The Narendra Modi government has rolled out ambitious plans to improve access to health care in India.
Presenting his budget speech on Feb. 01, finance minister Arun Jaitley said the government would implement a national health protection scheme targeted at 100 million poor and vulnerable families. It will offer reimbursements of up to Rs5 lakh ($7,845) per family per year for secondary and tertiary care hospitalisation for up to 500 million beneficiaries. This accounts for nearly 40% of India’s population, making it what Jaitley called the world’s largest government-funded health programme.

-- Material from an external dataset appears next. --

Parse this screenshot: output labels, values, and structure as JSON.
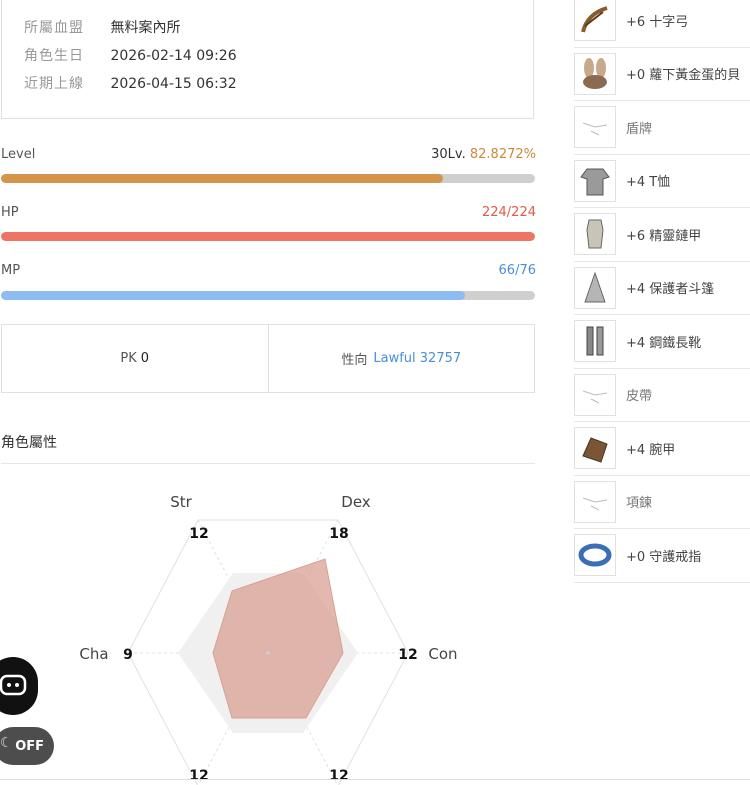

As part of this Ayushman Bharat programme, the government will also launch 150,000 health and wellness centres to make comprehensive medical care more easily available to households, with free essential drugs and diagnostic services. Overall, the budget has allocated Rs1,200 crore for the programme, Jaitley said.

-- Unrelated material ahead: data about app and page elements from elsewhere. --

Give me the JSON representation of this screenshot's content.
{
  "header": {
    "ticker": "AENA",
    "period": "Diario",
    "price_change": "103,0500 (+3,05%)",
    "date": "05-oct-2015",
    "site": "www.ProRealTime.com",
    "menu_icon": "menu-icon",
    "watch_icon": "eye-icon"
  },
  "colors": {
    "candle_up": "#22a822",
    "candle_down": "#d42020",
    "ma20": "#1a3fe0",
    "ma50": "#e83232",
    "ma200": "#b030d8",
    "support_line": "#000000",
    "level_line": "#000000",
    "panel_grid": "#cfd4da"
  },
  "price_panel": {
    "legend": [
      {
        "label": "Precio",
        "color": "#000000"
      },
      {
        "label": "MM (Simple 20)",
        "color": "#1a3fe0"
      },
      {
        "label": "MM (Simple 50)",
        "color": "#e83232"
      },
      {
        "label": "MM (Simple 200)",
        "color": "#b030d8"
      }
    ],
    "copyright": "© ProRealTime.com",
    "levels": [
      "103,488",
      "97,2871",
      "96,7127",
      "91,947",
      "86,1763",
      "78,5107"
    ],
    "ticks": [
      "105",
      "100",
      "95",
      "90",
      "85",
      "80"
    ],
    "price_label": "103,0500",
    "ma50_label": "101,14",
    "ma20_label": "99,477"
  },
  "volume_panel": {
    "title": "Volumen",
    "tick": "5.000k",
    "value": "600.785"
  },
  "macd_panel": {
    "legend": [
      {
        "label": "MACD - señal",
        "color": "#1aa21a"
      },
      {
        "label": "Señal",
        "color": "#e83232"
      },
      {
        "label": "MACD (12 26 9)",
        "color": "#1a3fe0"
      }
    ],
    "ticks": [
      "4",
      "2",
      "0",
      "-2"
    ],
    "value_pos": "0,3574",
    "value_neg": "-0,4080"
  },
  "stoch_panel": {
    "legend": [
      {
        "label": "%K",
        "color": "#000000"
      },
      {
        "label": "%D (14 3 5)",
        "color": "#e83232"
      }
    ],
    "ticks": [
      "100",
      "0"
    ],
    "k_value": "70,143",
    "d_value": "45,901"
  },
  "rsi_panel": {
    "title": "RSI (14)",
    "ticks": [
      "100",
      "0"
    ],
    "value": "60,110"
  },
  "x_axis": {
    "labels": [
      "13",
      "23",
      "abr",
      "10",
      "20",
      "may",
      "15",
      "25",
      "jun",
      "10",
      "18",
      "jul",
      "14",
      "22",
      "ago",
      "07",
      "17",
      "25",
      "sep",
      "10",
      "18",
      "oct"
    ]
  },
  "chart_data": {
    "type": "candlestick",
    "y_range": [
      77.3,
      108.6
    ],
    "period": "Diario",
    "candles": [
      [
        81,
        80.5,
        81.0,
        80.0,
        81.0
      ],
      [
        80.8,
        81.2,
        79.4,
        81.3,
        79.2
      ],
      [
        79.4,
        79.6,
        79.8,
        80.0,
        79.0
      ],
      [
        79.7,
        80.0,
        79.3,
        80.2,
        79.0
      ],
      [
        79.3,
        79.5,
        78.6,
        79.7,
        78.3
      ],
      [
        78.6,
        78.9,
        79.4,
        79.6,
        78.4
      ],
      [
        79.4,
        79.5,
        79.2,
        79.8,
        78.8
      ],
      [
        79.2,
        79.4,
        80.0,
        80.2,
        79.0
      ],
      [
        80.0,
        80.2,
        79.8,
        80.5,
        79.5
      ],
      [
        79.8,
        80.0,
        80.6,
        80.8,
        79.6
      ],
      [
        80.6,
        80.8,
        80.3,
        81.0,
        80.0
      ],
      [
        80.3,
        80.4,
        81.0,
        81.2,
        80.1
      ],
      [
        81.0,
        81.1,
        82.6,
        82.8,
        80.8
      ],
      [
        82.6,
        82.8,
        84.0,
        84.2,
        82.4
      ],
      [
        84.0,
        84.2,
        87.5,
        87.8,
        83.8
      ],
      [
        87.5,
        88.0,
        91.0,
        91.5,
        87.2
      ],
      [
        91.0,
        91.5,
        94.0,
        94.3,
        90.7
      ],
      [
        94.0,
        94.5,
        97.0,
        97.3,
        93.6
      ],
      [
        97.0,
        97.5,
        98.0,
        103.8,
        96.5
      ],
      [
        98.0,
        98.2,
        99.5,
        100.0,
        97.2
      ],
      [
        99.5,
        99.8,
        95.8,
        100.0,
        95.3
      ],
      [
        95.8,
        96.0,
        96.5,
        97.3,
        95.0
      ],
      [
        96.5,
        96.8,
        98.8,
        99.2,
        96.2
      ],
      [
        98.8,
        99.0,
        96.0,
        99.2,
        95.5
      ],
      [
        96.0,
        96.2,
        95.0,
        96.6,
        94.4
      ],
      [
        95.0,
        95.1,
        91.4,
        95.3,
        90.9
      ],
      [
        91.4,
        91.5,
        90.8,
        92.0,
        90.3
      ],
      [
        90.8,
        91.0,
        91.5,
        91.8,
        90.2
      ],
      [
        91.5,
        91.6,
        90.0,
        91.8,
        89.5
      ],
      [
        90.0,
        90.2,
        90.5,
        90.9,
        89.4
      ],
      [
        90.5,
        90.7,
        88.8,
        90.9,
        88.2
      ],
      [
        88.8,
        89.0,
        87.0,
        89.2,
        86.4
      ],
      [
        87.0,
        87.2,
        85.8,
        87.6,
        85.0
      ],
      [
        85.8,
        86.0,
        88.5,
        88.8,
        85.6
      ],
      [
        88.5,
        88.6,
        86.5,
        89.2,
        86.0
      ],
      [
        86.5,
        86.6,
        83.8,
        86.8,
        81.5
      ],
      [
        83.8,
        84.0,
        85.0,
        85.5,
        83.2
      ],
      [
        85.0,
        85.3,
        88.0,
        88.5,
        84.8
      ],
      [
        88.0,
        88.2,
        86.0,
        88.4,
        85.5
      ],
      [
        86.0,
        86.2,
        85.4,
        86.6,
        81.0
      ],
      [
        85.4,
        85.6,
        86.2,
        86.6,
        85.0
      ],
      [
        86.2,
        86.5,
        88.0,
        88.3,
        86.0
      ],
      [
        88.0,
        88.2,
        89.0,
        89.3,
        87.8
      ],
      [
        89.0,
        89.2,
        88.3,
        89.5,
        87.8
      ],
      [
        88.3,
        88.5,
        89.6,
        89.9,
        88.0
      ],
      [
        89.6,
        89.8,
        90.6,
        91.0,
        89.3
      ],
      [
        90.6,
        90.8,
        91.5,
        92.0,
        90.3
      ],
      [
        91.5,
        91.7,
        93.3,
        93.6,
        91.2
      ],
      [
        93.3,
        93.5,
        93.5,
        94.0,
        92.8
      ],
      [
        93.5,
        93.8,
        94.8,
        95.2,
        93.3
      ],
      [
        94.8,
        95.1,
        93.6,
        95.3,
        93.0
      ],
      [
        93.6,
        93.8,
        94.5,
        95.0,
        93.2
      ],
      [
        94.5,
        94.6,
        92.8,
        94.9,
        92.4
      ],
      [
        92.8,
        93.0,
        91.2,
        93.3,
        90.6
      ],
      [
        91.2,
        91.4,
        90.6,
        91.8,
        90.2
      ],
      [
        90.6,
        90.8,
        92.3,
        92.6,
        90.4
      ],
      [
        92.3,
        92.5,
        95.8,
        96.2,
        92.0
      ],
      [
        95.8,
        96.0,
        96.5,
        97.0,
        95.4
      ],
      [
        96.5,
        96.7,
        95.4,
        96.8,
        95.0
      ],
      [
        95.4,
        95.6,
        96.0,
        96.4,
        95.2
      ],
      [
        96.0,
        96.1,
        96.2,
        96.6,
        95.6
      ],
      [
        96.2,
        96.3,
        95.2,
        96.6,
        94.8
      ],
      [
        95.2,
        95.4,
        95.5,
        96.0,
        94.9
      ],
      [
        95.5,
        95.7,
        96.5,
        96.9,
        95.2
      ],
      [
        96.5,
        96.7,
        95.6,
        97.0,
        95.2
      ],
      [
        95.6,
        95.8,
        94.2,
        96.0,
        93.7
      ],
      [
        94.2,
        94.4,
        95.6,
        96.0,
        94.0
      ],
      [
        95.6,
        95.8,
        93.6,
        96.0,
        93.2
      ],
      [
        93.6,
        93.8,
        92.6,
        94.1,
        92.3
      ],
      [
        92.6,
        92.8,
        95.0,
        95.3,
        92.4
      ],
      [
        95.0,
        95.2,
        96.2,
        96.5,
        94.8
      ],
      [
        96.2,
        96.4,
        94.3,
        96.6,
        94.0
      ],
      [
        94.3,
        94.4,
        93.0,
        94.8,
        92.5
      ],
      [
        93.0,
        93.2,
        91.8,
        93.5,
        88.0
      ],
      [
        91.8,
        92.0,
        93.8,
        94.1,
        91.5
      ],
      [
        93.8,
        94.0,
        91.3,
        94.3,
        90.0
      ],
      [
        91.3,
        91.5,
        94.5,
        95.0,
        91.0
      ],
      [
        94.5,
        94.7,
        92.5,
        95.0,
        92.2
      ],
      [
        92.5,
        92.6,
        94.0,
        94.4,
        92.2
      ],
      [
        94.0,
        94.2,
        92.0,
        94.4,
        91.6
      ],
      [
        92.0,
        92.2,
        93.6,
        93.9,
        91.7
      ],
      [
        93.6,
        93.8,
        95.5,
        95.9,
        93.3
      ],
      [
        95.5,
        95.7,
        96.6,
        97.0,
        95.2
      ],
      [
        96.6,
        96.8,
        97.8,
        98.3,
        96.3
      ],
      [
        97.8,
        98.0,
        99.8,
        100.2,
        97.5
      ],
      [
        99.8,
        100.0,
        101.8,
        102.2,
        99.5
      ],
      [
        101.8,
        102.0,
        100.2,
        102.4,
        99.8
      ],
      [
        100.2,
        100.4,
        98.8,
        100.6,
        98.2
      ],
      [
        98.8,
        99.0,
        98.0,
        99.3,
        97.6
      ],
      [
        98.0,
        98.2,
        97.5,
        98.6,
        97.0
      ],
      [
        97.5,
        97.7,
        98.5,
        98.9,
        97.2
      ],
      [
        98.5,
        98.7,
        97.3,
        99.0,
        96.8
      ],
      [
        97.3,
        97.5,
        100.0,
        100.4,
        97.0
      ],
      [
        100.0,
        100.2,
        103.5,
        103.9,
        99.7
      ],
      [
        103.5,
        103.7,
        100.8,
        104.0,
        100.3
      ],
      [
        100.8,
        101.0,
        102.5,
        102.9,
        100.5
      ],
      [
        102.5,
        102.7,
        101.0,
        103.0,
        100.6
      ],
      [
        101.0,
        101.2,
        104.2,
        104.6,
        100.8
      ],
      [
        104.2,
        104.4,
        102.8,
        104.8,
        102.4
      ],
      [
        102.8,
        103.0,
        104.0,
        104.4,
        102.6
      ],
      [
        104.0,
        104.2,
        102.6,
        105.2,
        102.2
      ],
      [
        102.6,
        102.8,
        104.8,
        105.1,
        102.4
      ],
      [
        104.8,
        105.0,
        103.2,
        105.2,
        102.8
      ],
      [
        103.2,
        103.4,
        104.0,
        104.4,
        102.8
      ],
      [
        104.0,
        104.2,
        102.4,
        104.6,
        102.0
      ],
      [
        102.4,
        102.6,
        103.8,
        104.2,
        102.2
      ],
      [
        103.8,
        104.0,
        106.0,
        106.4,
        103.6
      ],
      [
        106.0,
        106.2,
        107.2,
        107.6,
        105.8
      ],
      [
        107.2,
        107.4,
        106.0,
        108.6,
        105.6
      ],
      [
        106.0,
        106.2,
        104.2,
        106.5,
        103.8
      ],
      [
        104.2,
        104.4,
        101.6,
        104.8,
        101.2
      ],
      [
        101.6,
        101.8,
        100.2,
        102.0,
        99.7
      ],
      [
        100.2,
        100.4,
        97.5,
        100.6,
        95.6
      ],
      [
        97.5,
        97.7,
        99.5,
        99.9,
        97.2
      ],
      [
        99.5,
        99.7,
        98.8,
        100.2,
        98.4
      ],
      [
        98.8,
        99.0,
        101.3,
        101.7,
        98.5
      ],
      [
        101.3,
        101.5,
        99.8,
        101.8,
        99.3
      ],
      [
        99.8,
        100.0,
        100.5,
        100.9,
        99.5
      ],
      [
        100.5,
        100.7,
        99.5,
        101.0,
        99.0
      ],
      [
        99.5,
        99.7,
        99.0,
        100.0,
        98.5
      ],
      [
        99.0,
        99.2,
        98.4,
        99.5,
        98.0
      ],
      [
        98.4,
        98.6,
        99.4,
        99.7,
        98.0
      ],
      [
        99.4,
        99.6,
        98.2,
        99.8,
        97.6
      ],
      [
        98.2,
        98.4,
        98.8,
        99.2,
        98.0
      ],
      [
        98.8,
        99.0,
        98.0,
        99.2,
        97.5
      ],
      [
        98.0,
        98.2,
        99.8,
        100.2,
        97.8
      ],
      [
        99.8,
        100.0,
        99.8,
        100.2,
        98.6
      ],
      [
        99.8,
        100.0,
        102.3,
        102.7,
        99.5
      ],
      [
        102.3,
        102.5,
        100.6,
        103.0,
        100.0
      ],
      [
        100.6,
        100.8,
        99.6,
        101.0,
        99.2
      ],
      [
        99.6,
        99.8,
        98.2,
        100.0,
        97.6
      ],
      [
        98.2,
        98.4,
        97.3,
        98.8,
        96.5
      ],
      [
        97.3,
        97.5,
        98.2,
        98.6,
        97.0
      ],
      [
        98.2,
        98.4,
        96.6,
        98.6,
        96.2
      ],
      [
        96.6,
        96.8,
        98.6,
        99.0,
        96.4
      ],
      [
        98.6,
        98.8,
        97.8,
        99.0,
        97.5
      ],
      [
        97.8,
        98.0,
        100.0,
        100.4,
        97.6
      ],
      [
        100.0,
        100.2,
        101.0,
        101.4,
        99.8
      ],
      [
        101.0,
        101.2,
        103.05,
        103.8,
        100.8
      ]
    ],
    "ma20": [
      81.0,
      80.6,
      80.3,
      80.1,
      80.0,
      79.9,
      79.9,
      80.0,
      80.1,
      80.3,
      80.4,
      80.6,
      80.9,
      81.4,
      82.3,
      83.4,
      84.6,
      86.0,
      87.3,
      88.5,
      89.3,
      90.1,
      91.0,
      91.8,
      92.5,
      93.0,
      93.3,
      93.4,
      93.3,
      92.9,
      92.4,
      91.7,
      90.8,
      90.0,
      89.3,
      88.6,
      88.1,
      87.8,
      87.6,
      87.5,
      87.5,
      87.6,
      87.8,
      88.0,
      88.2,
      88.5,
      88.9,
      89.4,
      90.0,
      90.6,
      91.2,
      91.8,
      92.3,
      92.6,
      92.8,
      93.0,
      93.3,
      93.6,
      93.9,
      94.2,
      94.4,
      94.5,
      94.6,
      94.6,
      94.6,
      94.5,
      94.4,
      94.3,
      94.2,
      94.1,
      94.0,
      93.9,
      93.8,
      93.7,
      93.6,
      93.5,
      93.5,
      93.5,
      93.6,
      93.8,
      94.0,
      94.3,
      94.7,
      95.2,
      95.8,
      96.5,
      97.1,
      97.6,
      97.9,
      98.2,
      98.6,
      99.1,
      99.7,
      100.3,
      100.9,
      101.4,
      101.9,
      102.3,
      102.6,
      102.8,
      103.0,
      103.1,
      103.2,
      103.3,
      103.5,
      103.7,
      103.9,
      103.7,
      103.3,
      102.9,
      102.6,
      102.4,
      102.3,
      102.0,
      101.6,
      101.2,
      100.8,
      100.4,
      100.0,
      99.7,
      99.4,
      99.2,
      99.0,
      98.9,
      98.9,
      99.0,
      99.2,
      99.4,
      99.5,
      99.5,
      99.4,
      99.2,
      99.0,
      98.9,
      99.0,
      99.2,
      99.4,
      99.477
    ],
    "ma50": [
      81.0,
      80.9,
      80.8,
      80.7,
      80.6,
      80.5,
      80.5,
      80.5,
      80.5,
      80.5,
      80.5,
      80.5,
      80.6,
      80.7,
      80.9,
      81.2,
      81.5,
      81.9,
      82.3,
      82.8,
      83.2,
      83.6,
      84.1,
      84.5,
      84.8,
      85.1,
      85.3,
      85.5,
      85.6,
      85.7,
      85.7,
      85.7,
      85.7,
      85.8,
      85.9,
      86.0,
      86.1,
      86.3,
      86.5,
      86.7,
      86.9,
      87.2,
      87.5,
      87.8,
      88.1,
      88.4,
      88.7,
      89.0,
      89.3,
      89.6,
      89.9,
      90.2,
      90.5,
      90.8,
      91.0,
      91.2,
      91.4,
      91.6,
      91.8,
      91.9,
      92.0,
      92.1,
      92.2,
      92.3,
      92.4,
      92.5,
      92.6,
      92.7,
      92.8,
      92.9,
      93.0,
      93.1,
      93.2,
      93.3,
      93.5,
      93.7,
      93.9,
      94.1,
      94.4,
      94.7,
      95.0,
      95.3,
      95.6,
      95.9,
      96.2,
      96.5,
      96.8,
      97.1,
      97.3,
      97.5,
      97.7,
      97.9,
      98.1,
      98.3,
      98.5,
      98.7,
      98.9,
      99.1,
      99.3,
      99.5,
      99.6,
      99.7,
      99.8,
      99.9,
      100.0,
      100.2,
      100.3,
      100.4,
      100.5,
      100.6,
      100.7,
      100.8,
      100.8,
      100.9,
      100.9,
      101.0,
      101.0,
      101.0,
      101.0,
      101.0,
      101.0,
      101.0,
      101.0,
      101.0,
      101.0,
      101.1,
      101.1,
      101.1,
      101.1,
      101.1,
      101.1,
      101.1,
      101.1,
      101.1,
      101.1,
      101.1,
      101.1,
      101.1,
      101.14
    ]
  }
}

For years, India’s public spending on health care has been dismal, accounting for just 1.13% of the GDP in 2014-15, according to the National Health Accounts Estimates report (pdf), released in October 2017. That’s far below what countries such as China and the US spend, and even less than the global average.
While countries like France heavily subsidise health care for the poor, India’s existing Rashtriya Swasthya Bima Yojana scheme, implemented in 2008, only offers low-income Indians hospitalisation coverage of up to Rs30,000 per year.
This simply isn’t enough in a country where such expenses have been shooting up over the years.
As a result, many Indians have been forced to rely on their own funds: Out-of-pocket expenditure accounts for nearly 63% (pdf) of the country’s total health expenditure, and both urban and rural patients have struggled to pay for the care they deserve.
“We are all aware that lakhs of families in our country have to borrow or sell assets to receive indoor treatment in hospitals,” Jaitley said in his speech. “(The) government is seriously concerned about the impoverishment of the poor and vulnerable families.”
But while the new scheme is a step forward, health experts say it’s not likely to fix things immediately.
“The numbers don’t add up, it’s more aspirational,” said Shaktivel Selvaraj, director and additional professor, health economics, financing, and policy, at the Public Health Foundation of India. “It can’t happen next year with the Rs2,000 crore allocation” He noted that the government’s overall outlay for health care inched up by just around 2% year-on-year, which was way below expectations. Without more money, it’s unlikely that the ambitious scheme will work out in the coming year.
Meanwhile, Jaitley didn’t clarify whether the scheme would apply to services at public or private hospitals, but said it signals that the government is “steadily but surely” progressing towards universal health coverage.